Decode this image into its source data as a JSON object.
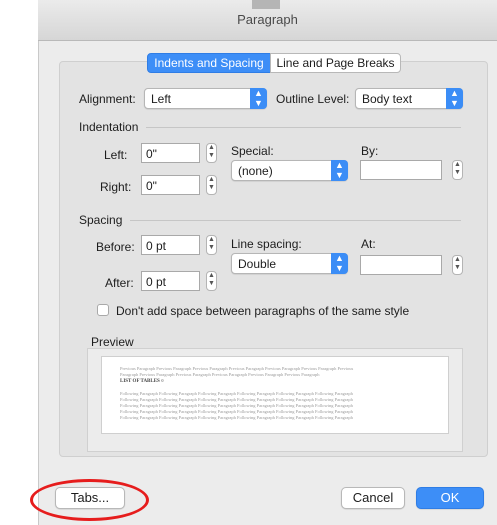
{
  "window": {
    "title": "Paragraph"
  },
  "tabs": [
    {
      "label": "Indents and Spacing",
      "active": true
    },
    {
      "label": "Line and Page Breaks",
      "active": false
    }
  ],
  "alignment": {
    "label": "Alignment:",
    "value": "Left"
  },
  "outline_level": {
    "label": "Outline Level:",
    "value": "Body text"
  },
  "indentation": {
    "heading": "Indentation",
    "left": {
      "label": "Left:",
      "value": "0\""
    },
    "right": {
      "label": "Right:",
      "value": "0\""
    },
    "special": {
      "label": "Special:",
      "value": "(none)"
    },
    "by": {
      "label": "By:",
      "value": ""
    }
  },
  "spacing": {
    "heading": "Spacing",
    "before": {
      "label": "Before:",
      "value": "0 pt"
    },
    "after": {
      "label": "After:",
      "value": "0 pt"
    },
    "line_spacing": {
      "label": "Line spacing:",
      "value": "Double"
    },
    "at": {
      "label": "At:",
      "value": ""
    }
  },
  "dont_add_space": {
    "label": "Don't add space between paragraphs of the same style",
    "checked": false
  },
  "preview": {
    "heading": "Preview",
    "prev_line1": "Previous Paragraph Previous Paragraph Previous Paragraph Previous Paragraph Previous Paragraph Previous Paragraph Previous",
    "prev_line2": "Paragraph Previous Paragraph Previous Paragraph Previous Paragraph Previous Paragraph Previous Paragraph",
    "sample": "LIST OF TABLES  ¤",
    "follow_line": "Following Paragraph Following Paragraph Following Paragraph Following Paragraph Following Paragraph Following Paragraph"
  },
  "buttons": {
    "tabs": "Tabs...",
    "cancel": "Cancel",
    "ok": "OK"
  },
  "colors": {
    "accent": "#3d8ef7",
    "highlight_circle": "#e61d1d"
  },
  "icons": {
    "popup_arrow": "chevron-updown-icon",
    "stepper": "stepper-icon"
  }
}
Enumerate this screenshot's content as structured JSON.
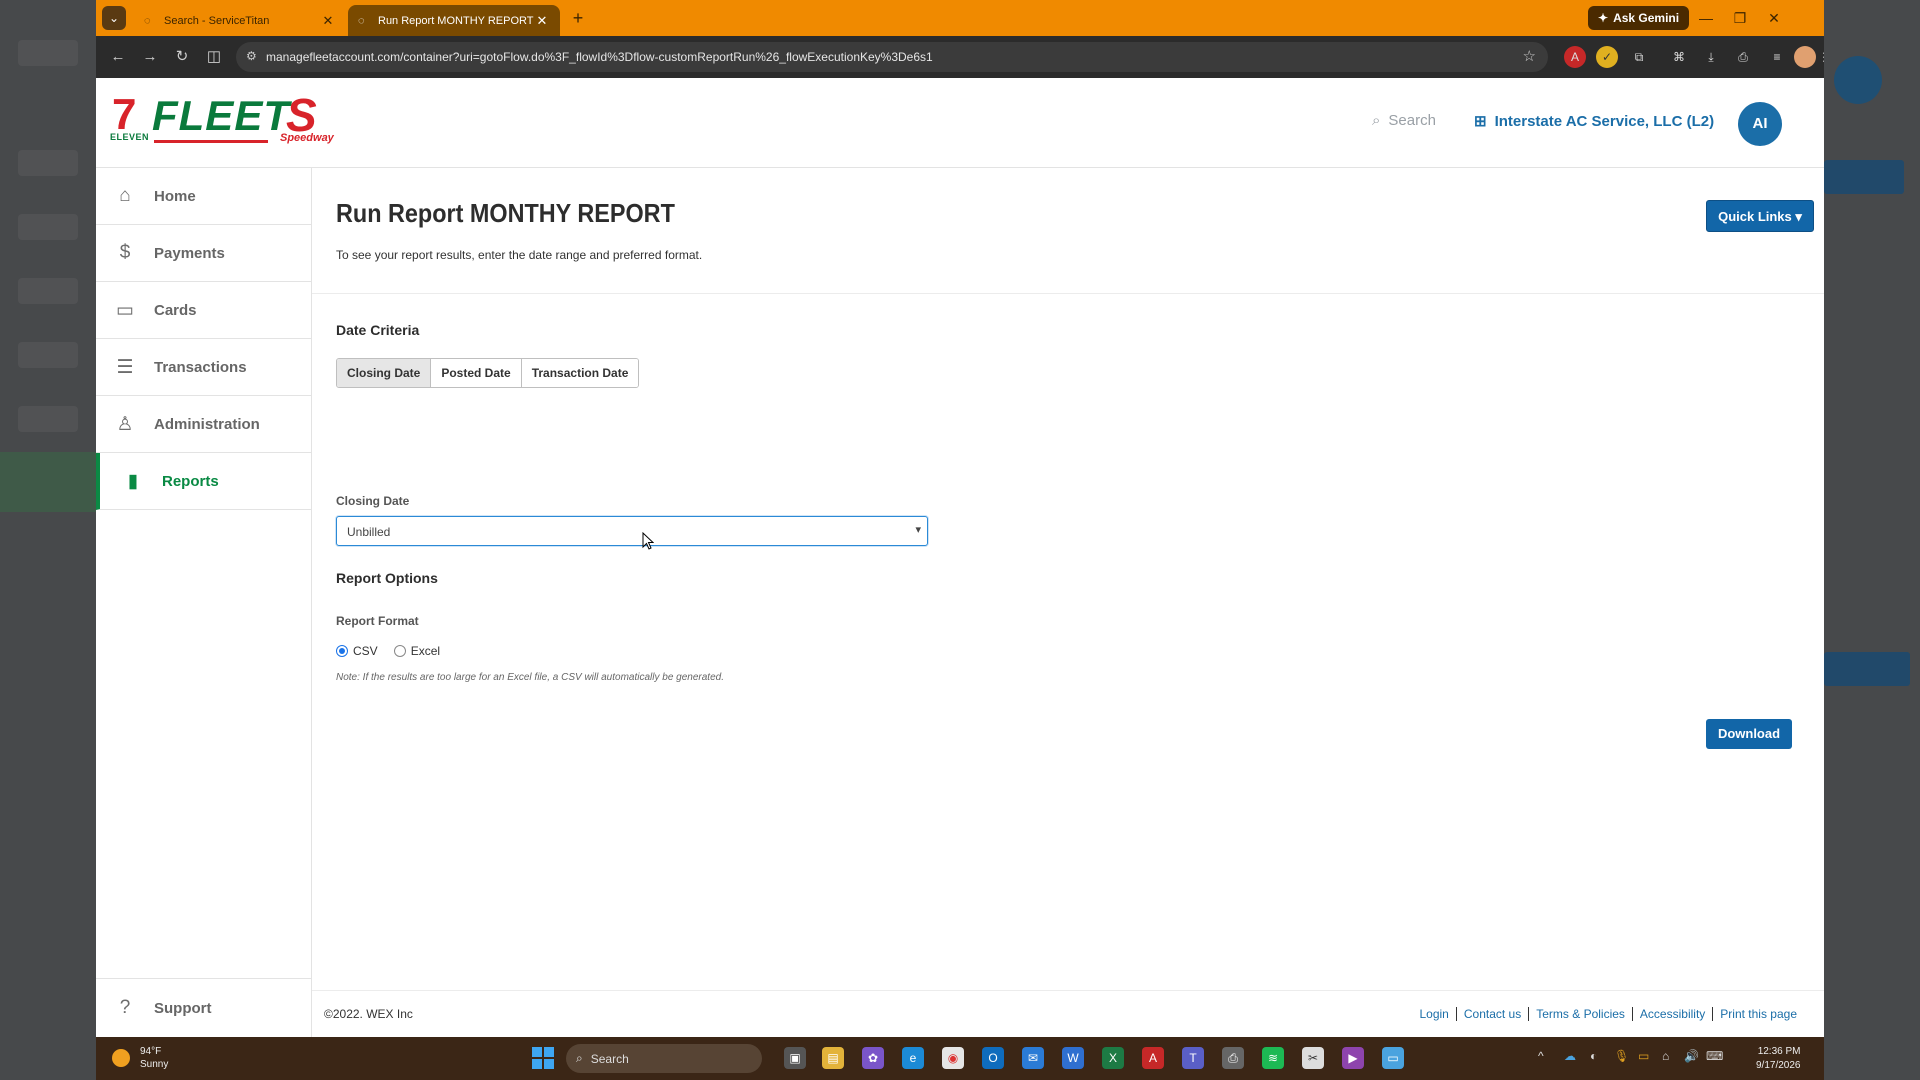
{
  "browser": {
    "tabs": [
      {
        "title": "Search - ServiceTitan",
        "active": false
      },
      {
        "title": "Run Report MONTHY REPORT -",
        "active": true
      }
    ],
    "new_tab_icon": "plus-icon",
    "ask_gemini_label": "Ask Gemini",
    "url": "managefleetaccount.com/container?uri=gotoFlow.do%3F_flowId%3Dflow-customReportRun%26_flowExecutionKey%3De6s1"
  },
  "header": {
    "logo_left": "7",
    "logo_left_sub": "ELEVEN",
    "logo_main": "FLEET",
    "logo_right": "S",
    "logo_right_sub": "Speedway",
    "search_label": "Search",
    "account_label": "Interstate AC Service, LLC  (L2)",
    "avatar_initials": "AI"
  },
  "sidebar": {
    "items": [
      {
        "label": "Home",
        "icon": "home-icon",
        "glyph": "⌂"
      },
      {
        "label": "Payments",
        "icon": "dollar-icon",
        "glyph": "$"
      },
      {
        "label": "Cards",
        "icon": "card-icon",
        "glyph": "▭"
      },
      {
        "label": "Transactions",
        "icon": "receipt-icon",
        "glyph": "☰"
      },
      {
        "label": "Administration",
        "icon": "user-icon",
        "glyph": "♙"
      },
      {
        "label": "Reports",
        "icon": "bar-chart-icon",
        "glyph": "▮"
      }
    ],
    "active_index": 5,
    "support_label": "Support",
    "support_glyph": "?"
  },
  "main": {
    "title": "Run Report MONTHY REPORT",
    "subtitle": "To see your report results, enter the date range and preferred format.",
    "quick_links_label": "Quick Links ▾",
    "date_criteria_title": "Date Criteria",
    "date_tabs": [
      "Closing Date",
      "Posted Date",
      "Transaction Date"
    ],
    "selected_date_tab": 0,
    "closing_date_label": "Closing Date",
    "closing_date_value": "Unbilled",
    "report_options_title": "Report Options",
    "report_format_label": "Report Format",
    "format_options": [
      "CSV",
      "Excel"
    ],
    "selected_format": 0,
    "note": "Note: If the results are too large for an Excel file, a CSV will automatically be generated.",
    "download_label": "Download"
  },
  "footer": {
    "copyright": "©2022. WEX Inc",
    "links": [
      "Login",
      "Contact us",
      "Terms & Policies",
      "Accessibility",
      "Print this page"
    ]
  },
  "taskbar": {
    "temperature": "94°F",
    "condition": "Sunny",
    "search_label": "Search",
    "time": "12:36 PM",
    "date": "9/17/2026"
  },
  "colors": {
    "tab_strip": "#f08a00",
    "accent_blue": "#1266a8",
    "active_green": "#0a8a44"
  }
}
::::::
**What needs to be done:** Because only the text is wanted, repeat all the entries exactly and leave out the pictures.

**Output of the exercise:**
Decode this image into its source data as a JSON object.
{
  "window": {
    "title": "Paragraph"
  },
  "tabs": [
    {
      "label": "Indents and Spacing",
      "active": true
    },
    {
      "label": "Line and Page Breaks",
      "active": false
    }
  ],
  "alignment": {
    "label": "Alignment:",
    "value": "Left"
  },
  "outline_level": {
    "label": "Outline Level:",
    "value": "Body text"
  },
  "indentation": {
    "heading": "Indentation",
    "left": {
      "label": "Left:",
      "value": "0\""
    },
    "right": {
      "label": "Right:",
      "value": "0\""
    },
    "special": {
      "label": "Special:",
      "value": "(none)"
    },
    "by": {
      "label": "By:",
      "value": ""
    }
  },
  "spacing": {
    "heading": "Spacing",
    "before": {
      "label": "Before:",
      "value": "0 pt"
    },
    "after": {
      "label": "After:",
      "value": "0 pt"
    },
    "line_spacing": {
      "label": "Line spacing:",
      "value": "Double"
    },
    "at": {
      "label": "At:",
      "value": ""
    }
  },
  "dont_add_space": {
    "label": "Don't add space between paragraphs of the same style",
    "checked": false
  },
  "preview": {
    "heading": "Preview",
    "prev_line1": "Previous Paragraph Previous Paragraph Previous Paragraph Previous Paragraph Previous Paragraph Previous Paragraph Previous",
    "prev_line2": "Paragraph Previous Paragraph Previous Paragraph Previous Paragraph Previous Paragraph Previous Paragraph",
    "sample": "LIST OF TABLES  ¤",
    "follow_line": "Following Paragraph Following Paragraph Following Paragraph Following Paragraph Following Paragraph Following Paragraph"
  },
  "buttons": {
    "tabs": "Tabs...",
    "cancel": "Cancel",
    "ok": "OK"
  },
  "colors": {
    "accent": "#3d8ef7",
    "highlight_circle": "#e61d1d"
  },
  "icons": {
    "popup_arrow": "chevron-updown-icon",
    "stepper": "stepper-icon"
  }
}
Enumerate this screenshot's content as structured JSON.
{
  "browser": {
    "tabs": [
      {
        "title": "Search - ServiceTitan",
        "active": false
      },
      {
        "title": "Run Report MONTHY REPORT -",
        "active": true
      }
    ],
    "new_tab_icon": "plus-icon",
    "ask_gemini_label": "Ask Gemini",
    "url": "managefleetaccount.com/container?uri=gotoFlow.do%3F_flowId%3Dflow-customReportRun%26_flowExecutionKey%3De6s1"
  },
  "header": {
    "logo_left": "7",
    "logo_left_sub": "ELEVEN",
    "logo_main": "FLEET",
    "logo_right": "S",
    "logo_right_sub": "Speedway",
    "search_label": "Search",
    "account_label": "Interstate AC Service, LLC  (L2)",
    "avatar_initials": "AI"
  },
  "sidebar": {
    "items": [
      {
        "label": "Home",
        "icon": "home-icon",
        "glyph": "⌂"
      },
      {
        "label": "Payments",
        "icon": "dollar-icon",
        "glyph": "$"
      },
      {
        "label": "Cards",
        "icon": "card-icon",
        "glyph": "▭"
      },
      {
        "label": "Transactions",
        "icon": "receipt-icon",
        "glyph": "☰"
      },
      {
        "label": "Administration",
        "icon": "user-icon",
        "glyph": "♙"
      },
      {
        "label": "Reports",
        "icon": "bar-chart-icon",
        "glyph": "▮"
      }
    ],
    "active_index": 5,
    "support_label": "Support",
    "support_glyph": "?"
  },
  "main": {
    "title": "Run Report MONTHY REPORT",
    "subtitle": "To see your report results, enter the date range and preferred format.",
    "quick_links_label": "Quick Links ▾",
    "date_criteria_title": "Date Criteria",
    "date_tabs": [
      "Closing Date",
      "Posted Date",
      "Transaction Date"
    ],
    "selected_date_tab": 0,
    "closing_date_label": "Closing Date",
    "closing_date_value": "Unbilled",
    "report_options_title": "Report Options",
    "report_format_label": "Report Format",
    "format_options": [
      "CSV",
      "Excel"
    ],
    "selected_format": 0,
    "note": "Note: If the results are too large for an Excel file, a CSV will automatically be generated.",
    "download_label": "Download"
  },
  "footer": {
    "copyright": "©2022. WEX Inc",
    "links": [
      "Login",
      "Contact us",
      "Terms & Policies",
      "Accessibility",
      "Print this page"
    ]
  },
  "taskbar": {
    "temperature": "94°F",
    "condition": "Sunny",
    "search_label": "Search",
    "time": "12:36 PM",
    "date": "9/17/2026"
  },
  "colors": {
    "tab_strip": "#f08a00",
    "accent_blue": "#1266a8",
    "active_green": "#0a8a44"
  }
}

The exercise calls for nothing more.